While things settled down for most of the hour and half after the initial flurry, what got the crowd aroused again was Rob Nichols statement that there would be "no transition cost" to implementing the Bush "architecture" for Social Security. When Nichols said the 10-year projection of $750 billion was not new costs, but simply like prepaying a mortgage, an audience member asked loudly what about after that, but Nichols said they hadn't projected beyond that. A large segment of the audience did not seem to believe that and Nichols later backpedaled somewhat by saying that the "financing" issue was separate from the "cost" issue. Ah, semantics, the last refuge of scoundrels!

We heard pretty much the same from TPM Reader MB ...

The Treasury Department representative, Rob Nichols, claimed that there would be no transition costs involved in creating "personal accounts". When the crowd reacted loudly, he repeated the claim, saying "this is precisely factual, [no transition costs]." That just provoked laughter.

TPM Reader JM could barely believe what he was hearing ...

It was a bit shocking to hear Rob Nichols, assistant secretary for public affairs at the Treasury Department, actually say out loud that U.S. government bonds in the trust fund are just worthless IOUs, causing an uproar from the audience. (This guy works for the Treasury Department!?) He also was emphatic that there would be exactly zero transition costs for establishing private accounts. "After all, it is simply like pre-paying your mortgage." He said this prepayment would require only $700 billion for the first 10 years, and to shouts of what about the second 10 years, claimed that they hadn't run the numbers. The audience wasn't buying it judging from the catcalls. Finally, Sally Canfield, assistant to Denny Hastert, tried to throw out the line about how each year we delay costs another $690 billion, until brought to a screeching halt by a cry of "Liar" from someone in the crowd.

But this isn't just the Rob Nichols' line.

According to Reuters, at the Bamboozlepalooza event today in Bozeman, Secretary Snow said the same thing ...

U.S. Treasury Secretary John Snow said on Wednesday he was confused by resistance to the Bush administration's plans to overhaul the Social Security system, while protesters blasted the proposed private retirement accounts during his stop in Montana.

Snow, in remarks to the Chamber of Commerce in Bozeman, said he believed personal accounts for young workers would be cost-free for the existing Social Security system and would not affect benefits to retirees or near-retirees.
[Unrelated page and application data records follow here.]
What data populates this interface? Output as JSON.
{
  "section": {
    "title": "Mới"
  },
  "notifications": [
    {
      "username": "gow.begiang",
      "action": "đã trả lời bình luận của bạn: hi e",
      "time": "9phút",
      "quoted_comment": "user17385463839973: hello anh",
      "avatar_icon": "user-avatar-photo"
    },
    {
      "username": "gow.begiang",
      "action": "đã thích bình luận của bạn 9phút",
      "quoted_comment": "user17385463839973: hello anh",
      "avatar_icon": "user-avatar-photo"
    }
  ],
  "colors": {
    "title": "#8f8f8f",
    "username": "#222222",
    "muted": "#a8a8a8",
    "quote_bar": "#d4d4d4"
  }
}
Do they have any actual journalists out there following Snow to ask him the what the hell he's talking about<$NoAd$>?

Late Update: Some more details on Snow's job here.